[Website and app data records]
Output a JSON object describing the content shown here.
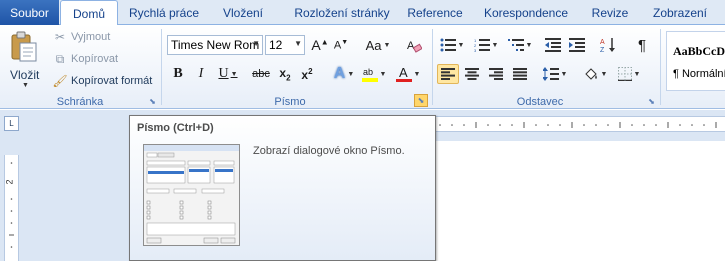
{
  "tabs": {
    "file": "Soubor",
    "items": [
      {
        "label": "Domů",
        "active": true
      },
      {
        "label": "Rychlá práce"
      },
      {
        "label": "Vložení"
      },
      {
        "label": "Rozložení stránky"
      },
      {
        "label": "Reference"
      },
      {
        "label": "Korespondence"
      },
      {
        "label": "Revize"
      },
      {
        "label": "Zobrazení"
      }
    ]
  },
  "clipboard": {
    "paste": "Vložit",
    "cut": "Vyjmout",
    "copy": "Kopírovat",
    "format_painter": "Kopírovat formát",
    "group_label": "Schránka"
  },
  "font": {
    "name": "Times New Rom",
    "size": "12",
    "group_label": "Písmo"
  },
  "paragraph": {
    "group_label": "Odstavec"
  },
  "styles": {
    "sample": "AaBbCcD",
    "normal": "¶ Normální"
  },
  "ruler": {
    "vertical_number": "2"
  },
  "tooltip": {
    "title": "Písmo (Ctrl+D)",
    "description": "Zobrazí dialogové okno Písmo."
  },
  "colors": {
    "accent": "#1f54a7",
    "highlight": "#ffe7a2",
    "font_color": "#e02020",
    "highlight_color": "#ffff00"
  }
}
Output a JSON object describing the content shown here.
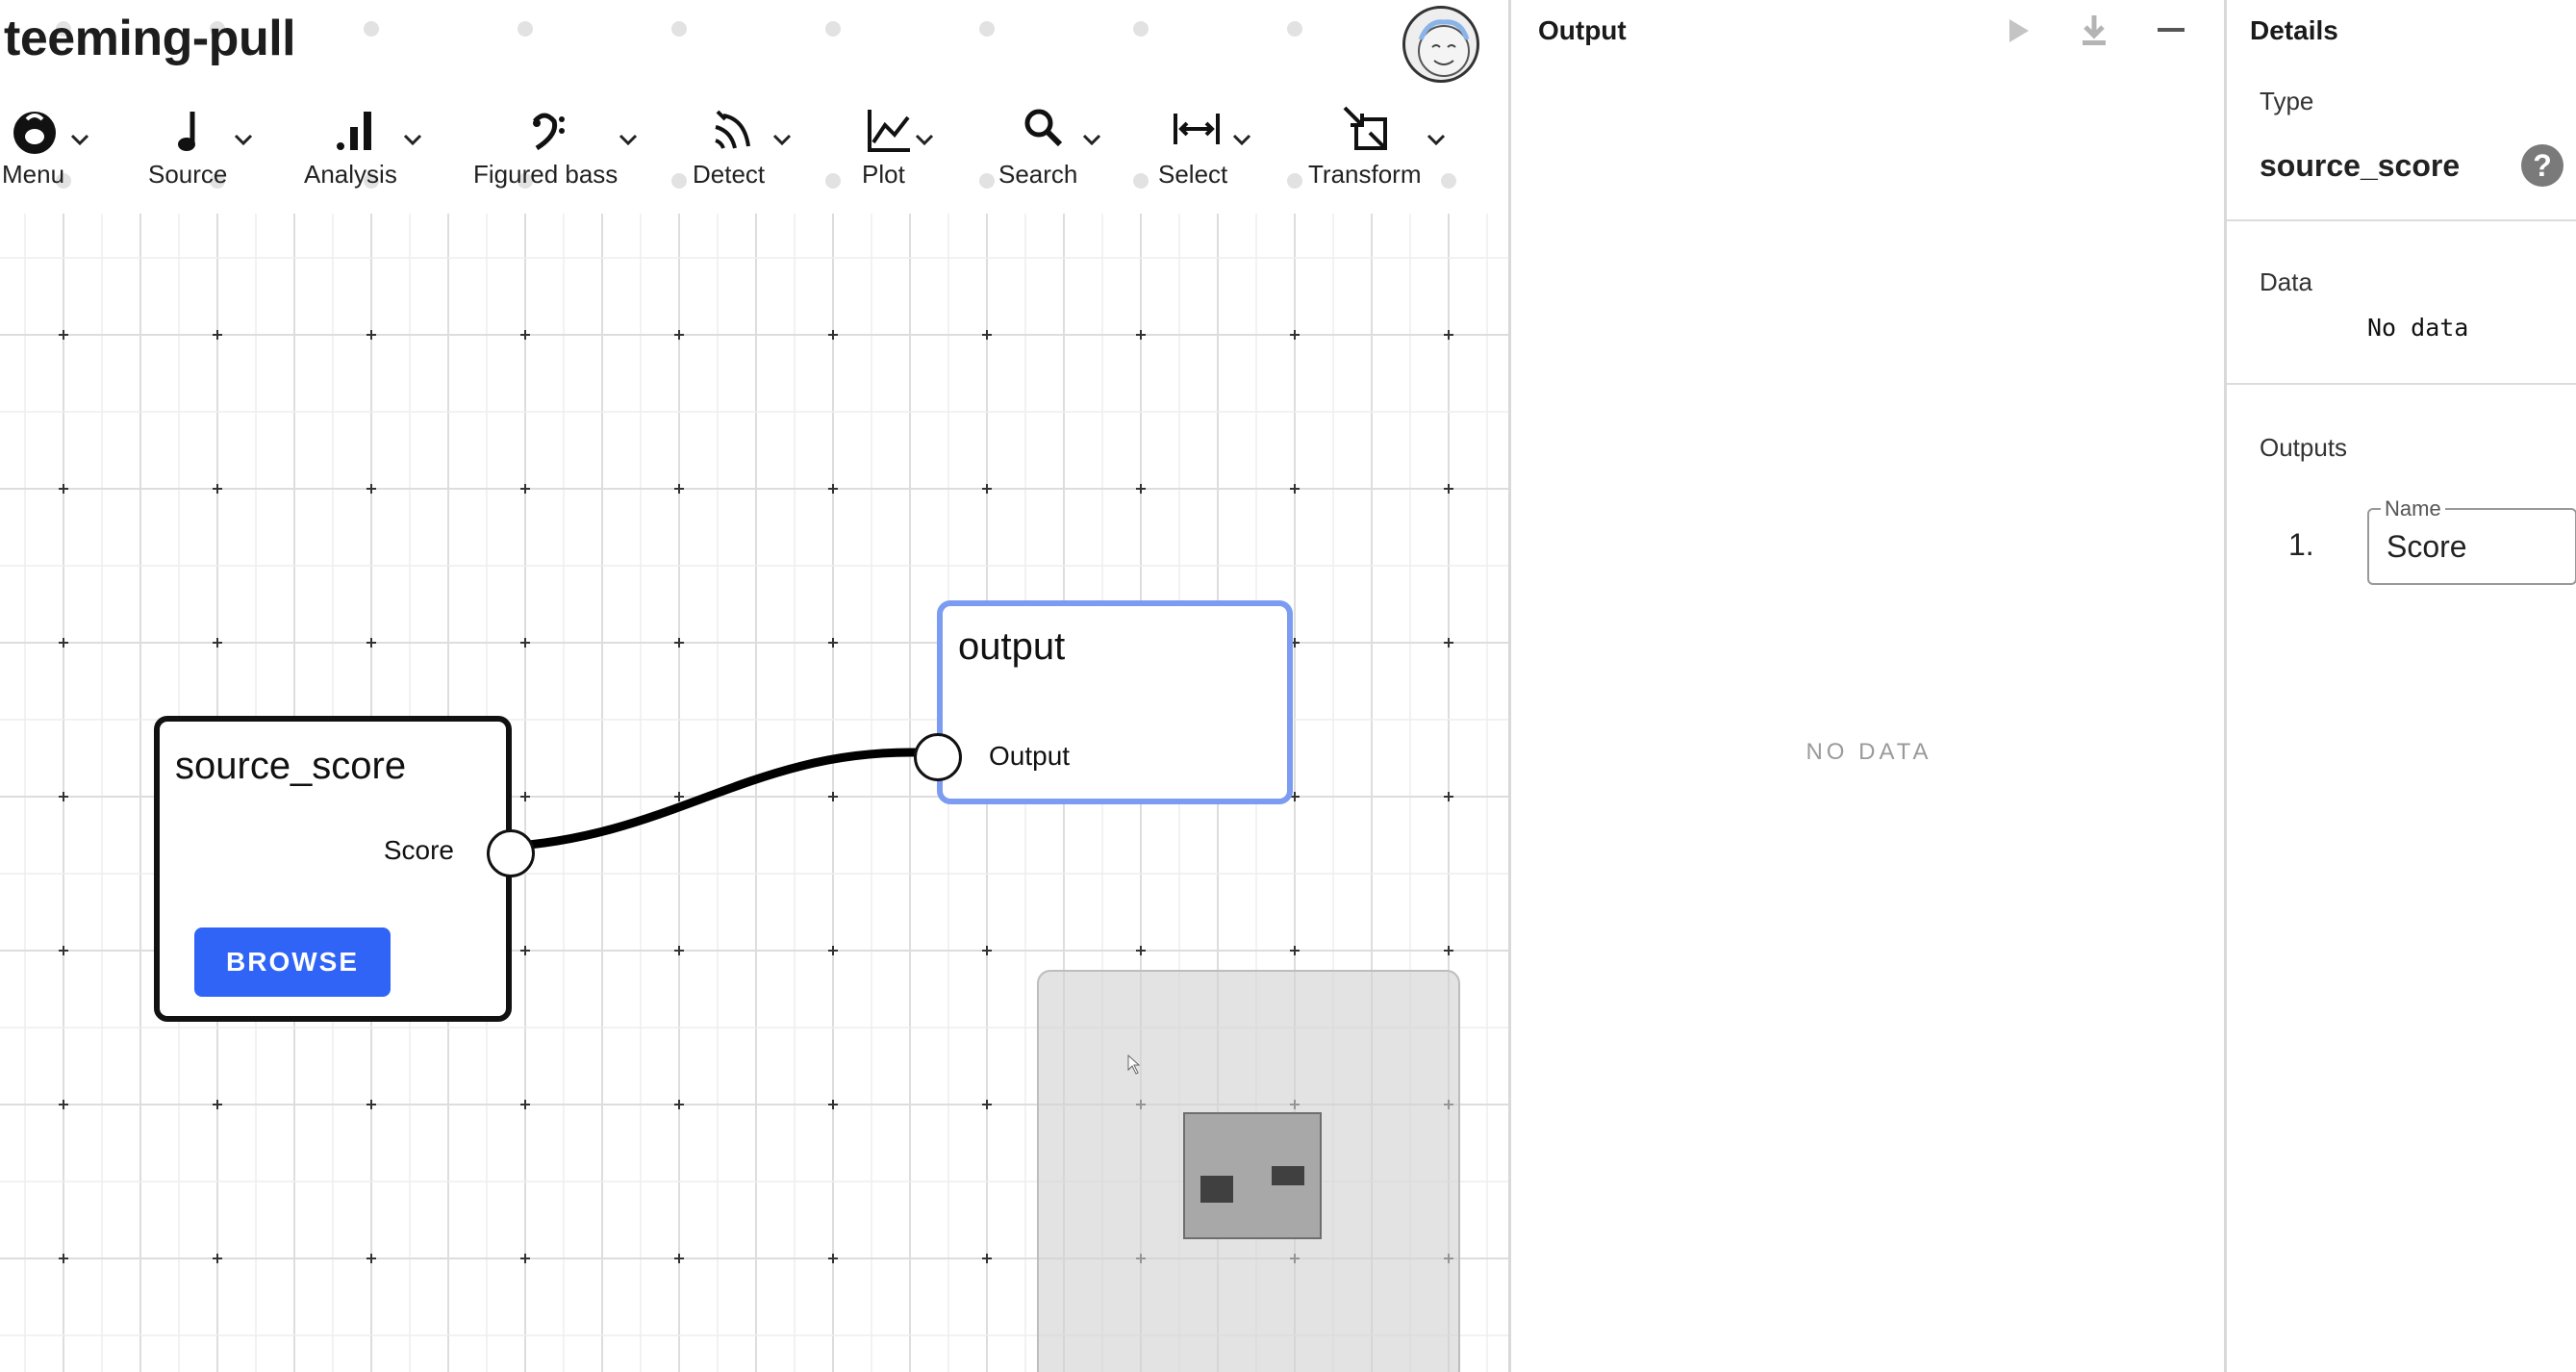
{
  "app": {
    "title": "teeming-pull",
    "avatar_icon": "user-avatar-cartoon"
  },
  "toolbar": {
    "items": [
      {
        "label": "Menu",
        "icon": "menu-logo-icon"
      },
      {
        "label": "Source",
        "icon": "music-note-icon"
      },
      {
        "label": "Analysis",
        "icon": "bar-chart-icon"
      },
      {
        "label": "Figured bass",
        "icon": "bass-clef-icon"
      },
      {
        "label": "Detect",
        "icon": "signal-waves-icon"
      },
      {
        "label": "Plot",
        "icon": "line-chart-icon"
      },
      {
        "label": "Search",
        "icon": "magnifier-icon"
      },
      {
        "label": "Select",
        "icon": "range-select-icon"
      },
      {
        "label": "Transform",
        "icon": "transform-arrows-icon"
      }
    ]
  },
  "graph": {
    "nodes": {
      "source": {
        "title": "source_score",
        "output_port": "Score",
        "button": "BROWSE"
      },
      "output": {
        "title": "output",
        "input_port": "Output"
      }
    },
    "edge_color": "#000000",
    "selected_node_color": "#7b9cf0",
    "button_color": "#2f64f6"
  },
  "output_panel": {
    "title": "Output",
    "empty_text": "NO DATA",
    "icons": [
      "play-icon",
      "download-icon",
      "minimize-icon"
    ]
  },
  "details": {
    "title": "Details",
    "type_label": "Type",
    "type_value": "source_score",
    "data_label": "Data",
    "data_value": "No data",
    "outputs_label": "Outputs",
    "outputs": [
      {
        "index": "1.",
        "field_label": "Name",
        "value": "Score"
      }
    ]
  }
}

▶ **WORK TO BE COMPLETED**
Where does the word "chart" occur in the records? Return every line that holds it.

▶ **RESULT FOR THIS TASK**
        "icon": "bar-chart-icon"
        "icon": "line-chart-icon"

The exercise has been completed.